§ The task
Without omitting anything, copy the data exactly.

Data shown START

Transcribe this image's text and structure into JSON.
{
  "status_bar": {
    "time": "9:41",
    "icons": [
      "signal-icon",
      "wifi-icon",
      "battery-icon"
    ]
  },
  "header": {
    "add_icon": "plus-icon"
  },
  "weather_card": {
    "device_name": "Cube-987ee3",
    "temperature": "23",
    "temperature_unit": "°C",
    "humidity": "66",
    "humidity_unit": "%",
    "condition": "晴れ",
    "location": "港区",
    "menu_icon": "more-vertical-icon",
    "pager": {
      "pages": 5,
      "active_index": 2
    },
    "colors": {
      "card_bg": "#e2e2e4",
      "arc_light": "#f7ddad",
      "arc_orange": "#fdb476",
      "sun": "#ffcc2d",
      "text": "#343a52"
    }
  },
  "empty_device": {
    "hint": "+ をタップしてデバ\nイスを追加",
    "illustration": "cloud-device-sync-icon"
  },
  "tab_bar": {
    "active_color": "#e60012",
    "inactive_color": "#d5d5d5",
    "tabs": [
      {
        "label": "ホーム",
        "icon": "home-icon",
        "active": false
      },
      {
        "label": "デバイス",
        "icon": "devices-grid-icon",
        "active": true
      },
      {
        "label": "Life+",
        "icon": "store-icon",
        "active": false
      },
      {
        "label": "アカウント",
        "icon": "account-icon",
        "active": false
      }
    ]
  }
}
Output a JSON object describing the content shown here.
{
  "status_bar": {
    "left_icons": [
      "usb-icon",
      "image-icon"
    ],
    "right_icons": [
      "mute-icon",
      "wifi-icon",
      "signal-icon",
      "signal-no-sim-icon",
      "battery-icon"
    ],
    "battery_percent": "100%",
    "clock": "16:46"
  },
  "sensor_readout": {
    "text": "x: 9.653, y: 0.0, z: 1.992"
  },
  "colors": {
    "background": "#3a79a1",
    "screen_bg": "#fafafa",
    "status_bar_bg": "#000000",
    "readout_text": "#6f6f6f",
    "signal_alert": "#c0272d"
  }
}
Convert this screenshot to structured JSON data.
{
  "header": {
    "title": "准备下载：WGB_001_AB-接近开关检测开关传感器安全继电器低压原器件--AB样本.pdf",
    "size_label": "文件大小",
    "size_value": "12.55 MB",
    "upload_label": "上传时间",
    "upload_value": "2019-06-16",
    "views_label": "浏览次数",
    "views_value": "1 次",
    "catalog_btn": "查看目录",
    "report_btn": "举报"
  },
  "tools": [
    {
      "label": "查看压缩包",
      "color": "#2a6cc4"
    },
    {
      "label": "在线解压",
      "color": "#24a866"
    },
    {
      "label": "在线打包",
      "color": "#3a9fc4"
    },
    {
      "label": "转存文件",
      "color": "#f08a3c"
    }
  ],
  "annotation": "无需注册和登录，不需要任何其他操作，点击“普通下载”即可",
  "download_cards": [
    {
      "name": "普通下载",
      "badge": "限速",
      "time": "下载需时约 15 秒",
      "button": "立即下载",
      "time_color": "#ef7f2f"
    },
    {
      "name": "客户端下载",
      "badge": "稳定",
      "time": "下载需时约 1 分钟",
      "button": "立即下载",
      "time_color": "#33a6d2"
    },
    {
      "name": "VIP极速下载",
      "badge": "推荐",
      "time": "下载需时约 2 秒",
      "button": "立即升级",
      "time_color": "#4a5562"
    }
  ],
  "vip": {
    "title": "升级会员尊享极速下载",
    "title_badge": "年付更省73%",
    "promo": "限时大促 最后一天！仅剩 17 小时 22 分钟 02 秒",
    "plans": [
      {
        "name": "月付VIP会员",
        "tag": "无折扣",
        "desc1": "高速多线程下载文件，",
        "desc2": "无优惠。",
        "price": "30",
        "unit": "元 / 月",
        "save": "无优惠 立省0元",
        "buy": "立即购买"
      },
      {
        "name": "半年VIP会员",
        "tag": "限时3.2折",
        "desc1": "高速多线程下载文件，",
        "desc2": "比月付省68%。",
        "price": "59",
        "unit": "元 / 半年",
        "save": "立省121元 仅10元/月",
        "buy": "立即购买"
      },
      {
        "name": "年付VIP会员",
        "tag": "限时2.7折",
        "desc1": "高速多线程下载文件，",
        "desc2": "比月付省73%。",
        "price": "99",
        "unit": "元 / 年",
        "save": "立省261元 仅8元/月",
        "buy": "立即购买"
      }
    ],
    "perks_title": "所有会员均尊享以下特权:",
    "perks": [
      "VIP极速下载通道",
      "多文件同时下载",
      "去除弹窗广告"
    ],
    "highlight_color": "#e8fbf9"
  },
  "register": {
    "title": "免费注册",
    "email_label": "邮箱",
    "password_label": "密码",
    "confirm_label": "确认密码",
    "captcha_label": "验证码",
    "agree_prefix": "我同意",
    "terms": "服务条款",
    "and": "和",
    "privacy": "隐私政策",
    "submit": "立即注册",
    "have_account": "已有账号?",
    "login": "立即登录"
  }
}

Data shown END

§ Task result
Transcribe this image's text and structure into JSON.
{
  "status_bar": {
    "time": "9:41",
    "icons": [
      "signal-icon",
      "wifi-icon",
      "battery-icon"
    ]
  },
  "header": {
    "add_icon": "plus-icon"
  },
  "weather_card": {
    "device_name": "Cube-987ee3",
    "temperature": "23",
    "temperature_unit": "°C",
    "humidity": "66",
    "humidity_unit": "%",
    "condition": "晴れ",
    "location": "港区",
    "menu_icon": "more-vertical-icon",
    "pager": {
      "pages": 5,
      "active_index": 2
    },
    "colors": {
      "card_bg": "#e2e2e4",
      "arc_light": "#f7ddad",
      "arc_orange": "#fdb476",
      "sun": "#ffcc2d",
      "text": "#343a52"
    }
  },
  "empty_device": {
    "hint": "+ をタップしてデバ\nイスを追加",
    "illustration": "cloud-device-sync-icon"
  },
  "tab_bar": {
    "active_color": "#e60012",
    "inactive_color": "#d5d5d5",
    "tabs": [
      {
        "label": "ホーム",
        "icon": "home-icon",
        "active": false
      },
      {
        "label": "デバイス",
        "icon": "devices-grid-icon",
        "active": true
      },
      {
        "label": "Life+",
        "icon": "store-icon",
        "active": false
      },
      {
        "label": "アカウント",
        "icon": "account-icon",
        "active": false
      }
    ]
  }
}
Output a JSON object describing the content shown here.
{
  "status_bar": {
    "left_icons": [
      "usb-icon",
      "image-icon"
    ],
    "right_icons": [
      "mute-icon",
      "wifi-icon",
      "signal-icon",
      "signal-no-sim-icon",
      "battery-icon"
    ],
    "battery_percent": "100%",
    "clock": "16:46"
  },
  "sensor_readout": {
    "text": "x: 9.653, y: 0.0, z: 1.992"
  },
  "colors": {
    "background": "#3a79a1",
    "screen_bg": "#fafafa",
    "status_bar_bg": "#000000",
    "readout_text": "#6f6f6f",
    "signal_alert": "#c0272d"
  }
}
Convert this screenshot to structured JSON data.
{
  "header": {
    "title": "准备下载：WGB_001_AB-接近开关检测开关传感器安全继电器低压原器件--AB样本.pdf",
    "size_label": "文件大小",
    "size_value": "12.55 MB",
    "upload_label": "上传时间",
    "upload_value": "2019-06-16",
    "views_label": "浏览次数",
    "views_value": "1 次",
    "catalog_btn": "查看目录",
    "report_btn": "举报"
  },
  "tools": [
    {
      "label": "查看压缩包",
      "color": "#2a6cc4"
    },
    {
      "label": "在线解压",
      "color": "#24a866"
    },
    {
      "label": "在线打包",
      "color": "#3a9fc4"
    },
    {
      "label": "转存文件",
      "color": "#f08a3c"
    }
  ],
  "annotation": "无需注册和登录，不需要任何其他操作，点击“普通下载”即可",
  "download_cards": [
    {
      "name": "普通下载",
      "badge": "限速",
      "time": "下载需时约 15 秒",
      "button": "立即下载",
      "time_color": "#ef7f2f"
    },
    {
      "name": "客户端下载",
      "badge": "稳定",
      "time": "下载需时约 1 分钟",
      "button": "立即下载",
      "time_color": "#33a6d2"
    },
    {
      "name": "VIP极速下载",
      "badge": "推荐",
      "time": "下载需时约 2 秒",
      "button": "立即升级",
      "time_color": "#4a5562"
    }
  ],
  "vip": {
    "title": "升级会员尊享极速下载",
    "title_badge": "年付更省73%",
    "promo": "限时大促 最后一天！仅剩 17 小时 22 分钟 02 秒",
    "plans": [
      {
        "name": "月付VIP会员",
        "tag": "无折扣",
        "desc1": "高速多线程下载文件，",
        "desc2": "无优惠。",
        "price": "30",
        "unit": "元 / 月",
        "save": "无优惠 立省0元",
        "buy": "立即购买"
      },
      {
        "name": "半年VIP会员",
        "tag": "限时3.2折",
        "desc1": "高速多线程下载文件，",
        "desc2": "比月付省68%。",
        "price": "59",
        "unit": "元 / 半年",
        "save": "立省121元 仅10元/月",
        "buy": "立即购买"
      },
      {
        "name": "年付VIP会员",
        "tag": "限时2.7折",
        "desc1": "高速多线程下载文件，",
        "desc2": "比月付省73%。",
        "price": "99",
        "unit": "元 / 年",
        "save": "立省261元 仅8元/月",
        "buy": "立即购买"
      }
    ],
    "perks_title": "所有会员均尊享以下特权:",
    "perks": [
      "VIP极速下载通道",
      "多文件同时下载",
      "去除弹窗广告"
    ],
    "highlight_color": "#e8fbf9"
  },
  "register": {
    "title": "免费注册",
    "email_label": "邮箱",
    "password_label": "密码",
    "confirm_label": "确认密码",
    "captcha_label": "验证码",
    "agree_prefix": "我同意",
    "terms": "服务条款",
    "and": "和",
    "privacy": "隐私政策",
    "submit": "立即注册",
    "have_account": "已有账号?",
    "login": "立即登录"
  }
}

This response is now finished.